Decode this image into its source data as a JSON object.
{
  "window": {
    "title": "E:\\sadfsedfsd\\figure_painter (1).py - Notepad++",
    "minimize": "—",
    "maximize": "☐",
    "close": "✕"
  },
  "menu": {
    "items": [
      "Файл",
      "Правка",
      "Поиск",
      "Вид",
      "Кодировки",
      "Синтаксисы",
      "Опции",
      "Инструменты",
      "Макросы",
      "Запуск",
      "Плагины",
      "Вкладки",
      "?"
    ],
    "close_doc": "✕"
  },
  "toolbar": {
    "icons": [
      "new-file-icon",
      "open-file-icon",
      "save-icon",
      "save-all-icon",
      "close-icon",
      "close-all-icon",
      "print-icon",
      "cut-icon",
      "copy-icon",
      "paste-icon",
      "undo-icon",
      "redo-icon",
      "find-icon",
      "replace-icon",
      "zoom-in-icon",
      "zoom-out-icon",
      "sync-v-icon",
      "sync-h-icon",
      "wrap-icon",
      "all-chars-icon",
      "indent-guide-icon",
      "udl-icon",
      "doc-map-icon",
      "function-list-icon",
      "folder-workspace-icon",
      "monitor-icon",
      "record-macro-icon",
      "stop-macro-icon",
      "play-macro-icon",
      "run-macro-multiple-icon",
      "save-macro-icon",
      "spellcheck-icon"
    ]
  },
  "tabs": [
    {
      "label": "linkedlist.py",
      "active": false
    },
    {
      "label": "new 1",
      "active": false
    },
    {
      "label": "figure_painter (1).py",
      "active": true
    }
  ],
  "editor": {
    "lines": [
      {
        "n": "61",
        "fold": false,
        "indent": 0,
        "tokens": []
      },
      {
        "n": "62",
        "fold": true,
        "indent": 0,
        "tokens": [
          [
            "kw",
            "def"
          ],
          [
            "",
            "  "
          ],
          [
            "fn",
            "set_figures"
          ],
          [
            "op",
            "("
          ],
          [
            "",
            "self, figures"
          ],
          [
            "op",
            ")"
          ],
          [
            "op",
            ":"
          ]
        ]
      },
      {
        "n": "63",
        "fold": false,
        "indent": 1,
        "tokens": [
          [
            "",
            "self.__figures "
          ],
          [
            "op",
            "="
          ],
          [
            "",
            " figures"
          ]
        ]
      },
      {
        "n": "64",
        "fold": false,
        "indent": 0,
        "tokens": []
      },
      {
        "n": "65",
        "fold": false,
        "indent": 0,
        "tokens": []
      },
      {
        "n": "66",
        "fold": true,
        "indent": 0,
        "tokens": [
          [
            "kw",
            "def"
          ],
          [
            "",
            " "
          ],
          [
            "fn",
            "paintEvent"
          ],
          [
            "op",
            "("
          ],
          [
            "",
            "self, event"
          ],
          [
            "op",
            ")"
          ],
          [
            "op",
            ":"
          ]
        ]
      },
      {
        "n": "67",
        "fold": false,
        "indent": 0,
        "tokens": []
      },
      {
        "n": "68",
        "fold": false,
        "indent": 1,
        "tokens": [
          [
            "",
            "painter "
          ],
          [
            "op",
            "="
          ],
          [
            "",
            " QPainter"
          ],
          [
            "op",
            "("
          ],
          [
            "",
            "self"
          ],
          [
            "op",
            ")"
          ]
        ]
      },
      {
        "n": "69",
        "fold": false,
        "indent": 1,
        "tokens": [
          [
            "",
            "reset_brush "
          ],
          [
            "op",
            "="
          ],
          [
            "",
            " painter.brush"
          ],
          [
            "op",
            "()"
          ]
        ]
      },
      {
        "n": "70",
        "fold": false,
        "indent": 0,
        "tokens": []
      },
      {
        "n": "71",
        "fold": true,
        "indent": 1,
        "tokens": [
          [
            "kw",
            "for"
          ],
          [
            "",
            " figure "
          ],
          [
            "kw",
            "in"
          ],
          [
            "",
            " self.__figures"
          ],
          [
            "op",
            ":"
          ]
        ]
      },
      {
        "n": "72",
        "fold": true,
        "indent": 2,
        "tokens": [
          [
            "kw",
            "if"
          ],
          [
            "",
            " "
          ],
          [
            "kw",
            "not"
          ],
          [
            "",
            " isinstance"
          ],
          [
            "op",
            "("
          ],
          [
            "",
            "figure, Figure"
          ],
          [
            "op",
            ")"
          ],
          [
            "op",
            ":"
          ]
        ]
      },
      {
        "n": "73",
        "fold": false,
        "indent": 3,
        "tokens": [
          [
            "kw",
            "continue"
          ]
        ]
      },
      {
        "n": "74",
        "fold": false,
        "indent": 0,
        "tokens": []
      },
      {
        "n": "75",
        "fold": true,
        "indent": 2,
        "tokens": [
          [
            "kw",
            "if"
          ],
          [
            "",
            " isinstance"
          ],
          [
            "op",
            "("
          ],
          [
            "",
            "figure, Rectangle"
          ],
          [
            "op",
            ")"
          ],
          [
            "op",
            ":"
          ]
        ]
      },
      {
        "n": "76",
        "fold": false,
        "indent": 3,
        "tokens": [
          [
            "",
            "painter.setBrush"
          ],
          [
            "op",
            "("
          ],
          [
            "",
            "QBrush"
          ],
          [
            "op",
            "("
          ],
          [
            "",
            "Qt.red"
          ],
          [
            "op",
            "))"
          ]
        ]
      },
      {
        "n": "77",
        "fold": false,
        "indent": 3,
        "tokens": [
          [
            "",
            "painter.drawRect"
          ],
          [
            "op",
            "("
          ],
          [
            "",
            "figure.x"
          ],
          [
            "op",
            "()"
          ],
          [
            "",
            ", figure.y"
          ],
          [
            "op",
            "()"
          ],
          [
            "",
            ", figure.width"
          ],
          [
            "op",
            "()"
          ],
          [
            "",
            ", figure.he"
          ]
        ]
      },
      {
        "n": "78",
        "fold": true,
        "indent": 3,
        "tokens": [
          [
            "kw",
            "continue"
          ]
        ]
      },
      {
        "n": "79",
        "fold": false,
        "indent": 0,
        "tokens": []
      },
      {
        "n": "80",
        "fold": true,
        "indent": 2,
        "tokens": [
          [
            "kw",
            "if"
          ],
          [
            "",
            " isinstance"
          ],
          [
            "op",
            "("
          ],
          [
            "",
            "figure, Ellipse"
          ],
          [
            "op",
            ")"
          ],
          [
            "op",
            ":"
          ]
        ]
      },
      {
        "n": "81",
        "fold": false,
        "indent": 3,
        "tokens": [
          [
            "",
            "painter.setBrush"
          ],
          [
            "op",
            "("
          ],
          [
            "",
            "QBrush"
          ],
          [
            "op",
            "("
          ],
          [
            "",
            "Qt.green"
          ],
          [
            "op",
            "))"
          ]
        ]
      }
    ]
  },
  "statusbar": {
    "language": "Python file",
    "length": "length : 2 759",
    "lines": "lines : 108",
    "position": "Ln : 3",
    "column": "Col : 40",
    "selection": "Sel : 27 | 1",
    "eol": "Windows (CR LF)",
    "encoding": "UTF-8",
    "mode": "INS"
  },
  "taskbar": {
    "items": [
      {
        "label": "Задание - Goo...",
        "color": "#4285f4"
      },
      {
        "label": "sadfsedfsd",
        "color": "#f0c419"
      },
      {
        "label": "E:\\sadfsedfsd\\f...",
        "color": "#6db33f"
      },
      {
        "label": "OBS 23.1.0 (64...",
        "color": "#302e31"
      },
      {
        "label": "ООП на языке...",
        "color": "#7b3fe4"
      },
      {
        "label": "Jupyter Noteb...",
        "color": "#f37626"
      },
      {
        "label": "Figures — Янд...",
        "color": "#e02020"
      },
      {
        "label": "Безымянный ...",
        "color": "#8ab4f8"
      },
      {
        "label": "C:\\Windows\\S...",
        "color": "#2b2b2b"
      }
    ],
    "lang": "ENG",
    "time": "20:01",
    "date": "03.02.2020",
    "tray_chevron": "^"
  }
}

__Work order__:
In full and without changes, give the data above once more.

__Finished task__:
Decode this image into its source data as a JSON object.
{
  "window": {
    "title": "E:\\sadfsedfsd\\figure_painter (1).py - Notepad++",
    "minimize": "—",
    "maximize": "☐",
    "close": "✕"
  },
  "menu": {
    "items": [
      "Файл",
      "Правка",
      "Поиск",
      "Вид",
      "Кодировки",
      "Синтаксисы",
      "Опции",
      "Инструменты",
      "Макросы",
      "Запуск",
      "Плагины",
      "Вкладки",
      "?"
    ],
    "close_doc": "✕"
  },
  "toolbar": {
    "icons": [
      "new-file-icon",
      "open-file-icon",
      "save-icon",
      "save-all-icon",
      "close-icon",
      "close-all-icon",
      "print-icon",
      "cut-icon",
      "copy-icon",
      "paste-icon",
      "undo-icon",
      "redo-icon",
      "find-icon",
      "replace-icon",
      "zoom-in-icon",
      "zoom-out-icon",
      "sync-v-icon",
      "sync-h-icon",
      "wrap-icon",
      "all-chars-icon",
      "indent-guide-icon",
      "udl-icon",
      "doc-map-icon",
      "function-list-icon",
      "folder-workspace-icon",
      "monitor-icon",
      "record-macro-icon",
      "stop-macro-icon",
      "play-macro-icon",
      "run-macro-multiple-icon",
      "save-macro-icon",
      "spellcheck-icon"
    ]
  },
  "tabs": [
    {
      "label": "linkedlist.py",
      "active": false
    },
    {
      "label": "new 1",
      "active": false
    },
    {
      "label": "figure_painter (1).py",
      "active": true
    }
  ],
  "editor": {
    "lines": [
      {
        "n": "61",
        "fold": false,
        "indent": 0,
        "tokens": []
      },
      {
        "n": "62",
        "fold": true,
        "indent": 0,
        "tokens": [
          [
            "kw",
            "def"
          ],
          [
            "",
            "  "
          ],
          [
            "fn",
            "set_figures"
          ],
          [
            "op",
            "("
          ],
          [
            "",
            "self, figures"
          ],
          [
            "op",
            ")"
          ],
          [
            "op",
            ":"
          ]
        ]
      },
      {
        "n": "63",
        "fold": false,
        "indent": 1,
        "tokens": [
          [
            "",
            "self.__figures "
          ],
          [
            "op",
            "="
          ],
          [
            "",
            " figures"
          ]
        ]
      },
      {
        "n": "64",
        "fold": false,
        "indent": 0,
        "tokens": []
      },
      {
        "n": "65",
        "fold": false,
        "indent": 0,
        "tokens": []
      },
      {
        "n": "66",
        "fold": true,
        "indent": 0,
        "tokens": [
          [
            "kw",
            "def"
          ],
          [
            "",
            " "
          ],
          [
            "fn",
            "paintEvent"
          ],
          [
            "op",
            "("
          ],
          [
            "",
            "self, event"
          ],
          [
            "op",
            ")"
          ],
          [
            "op",
            ":"
          ]
        ]
      },
      {
        "n": "67",
        "fold": false,
        "indent": 0,
        "tokens": []
      },
      {
        "n": "68",
        "fold": false,
        "indent": 1,
        "tokens": [
          [
            "",
            "painter "
          ],
          [
            "op",
            "="
          ],
          [
            "",
            " QPainter"
          ],
          [
            "op",
            "("
          ],
          [
            "",
            "self"
          ],
          [
            "op",
            ")"
          ]
        ]
      },
      {
        "n": "69",
        "fold": false,
        "indent": 1,
        "tokens": [
          [
            "",
            "reset_brush "
          ],
          [
            "op",
            "="
          ],
          [
            "",
            " painter.brush"
          ],
          [
            "op",
            "()"
          ]
        ]
      },
      {
        "n": "70",
        "fold": false,
        "indent": 0,
        "tokens": []
      },
      {
        "n": "71",
        "fold": true,
        "indent": 1,
        "tokens": [
          [
            "kw",
            "for"
          ],
          [
            "",
            " figure "
          ],
          [
            "kw",
            "in"
          ],
          [
            "",
            " self.__figures"
          ],
          [
            "op",
            ":"
          ]
        ]
      },
      {
        "n": "72",
        "fold": true,
        "indent": 2,
        "tokens": [
          [
            "kw",
            "if"
          ],
          [
            "",
            " "
          ],
          [
            "kw",
            "not"
          ],
          [
            "",
            " isinstance"
          ],
          [
            "op",
            "("
          ],
          [
            "",
            "figure, Figure"
          ],
          [
            "op",
            ")"
          ],
          [
            "op",
            ":"
          ]
        ]
      },
      {
        "n": "73",
        "fold": false,
        "indent": 3,
        "tokens": [
          [
            "kw",
            "continue"
          ]
        ]
      },
      {
        "n": "74",
        "fold": false,
        "indent": 0,
        "tokens": []
      },
      {
        "n": "75",
        "fold": true,
        "indent": 2,
        "tokens": [
          [
            "kw",
            "if"
          ],
          [
            "",
            " isinstance"
          ],
          [
            "op",
            "("
          ],
          [
            "",
            "figure, Rectangle"
          ],
          [
            "op",
            ")"
          ],
          [
            "op",
            ":"
          ]
        ]
      },
      {
        "n": "76",
        "fold": false,
        "indent": 3,
        "tokens": [
          [
            "",
            "painter.setBrush"
          ],
          [
            "op",
            "("
          ],
          [
            "",
            "QBrush"
          ],
          [
            "op",
            "("
          ],
          [
            "",
            "Qt.red"
          ],
          [
            "op",
            "))"
          ]
        ]
      },
      {
        "n": "77",
        "fold": false,
        "indent": 3,
        "tokens": [
          [
            "",
            "painter.drawRect"
          ],
          [
            "op",
            "("
          ],
          [
            "",
            "figure.x"
          ],
          [
            "op",
            "()"
          ],
          [
            "",
            ", figure.y"
          ],
          [
            "op",
            "()"
          ],
          [
            "",
            ", figure.width"
          ],
          [
            "op",
            "()"
          ],
          [
            "",
            ", figure.he"
          ]
        ]
      },
      {
        "n": "78",
        "fold": true,
        "indent": 3,
        "tokens": [
          [
            "kw",
            "continue"
          ]
        ]
      },
      {
        "n": "79",
        "fold": false,
        "indent": 0,
        "tokens": []
      },
      {
        "n": "80",
        "fold": true,
        "indent": 2,
        "tokens": [
          [
            "kw",
            "if"
          ],
          [
            "",
            " isinstance"
          ],
          [
            "op",
            "("
          ],
          [
            "",
            "figure, Ellipse"
          ],
          [
            "op",
            ")"
          ],
          [
            "op",
            ":"
          ]
        ]
      },
      {
        "n": "81",
        "fold": false,
        "indent": 3,
        "tokens": [
          [
            "",
            "painter.setBrush"
          ],
          [
            "op",
            "("
          ],
          [
            "",
            "QBrush"
          ],
          [
            "op",
            "("
          ],
          [
            "",
            "Qt.green"
          ],
          [
            "op",
            "))"
          ]
        ]
      }
    ]
  },
  "statusbar": {
    "language": "Python file",
    "length": "length : 2 759",
    "lines": "lines : 108",
    "position": "Ln : 3",
    "column": "Col : 40",
    "selection": "Sel : 27 | 1",
    "eol": "Windows (CR LF)",
    "encoding": "UTF-8",
    "mode": "INS"
  },
  "taskbar": {
    "items": [
      {
        "label": "Задание - Goo...",
        "color": "#4285f4"
      },
      {
        "label": "sadfsedfsd",
        "color": "#f0c419"
      },
      {
        "label": "E:\\sadfsedfsd\\f...",
        "color": "#6db33f"
      },
      {
        "label": "OBS 23.1.0 (64...",
        "color": "#302e31"
      },
      {
        "label": "ООП на языке...",
        "color": "#7b3fe4"
      },
      {
        "label": "Jupyter Noteb...",
        "color": "#f37626"
      },
      {
        "label": "Figures — Янд...",
        "color": "#e02020"
      },
      {
        "label": "Безымянный ...",
        "color": "#8ab4f8"
      },
      {
        "label": "C:\\Windows\\S...",
        "color": "#2b2b2b"
      }
    ],
    "lang": "ENG",
    "time": "20:01",
    "date": "03.02.2020",
    "tray_chevron": "^"
  }
}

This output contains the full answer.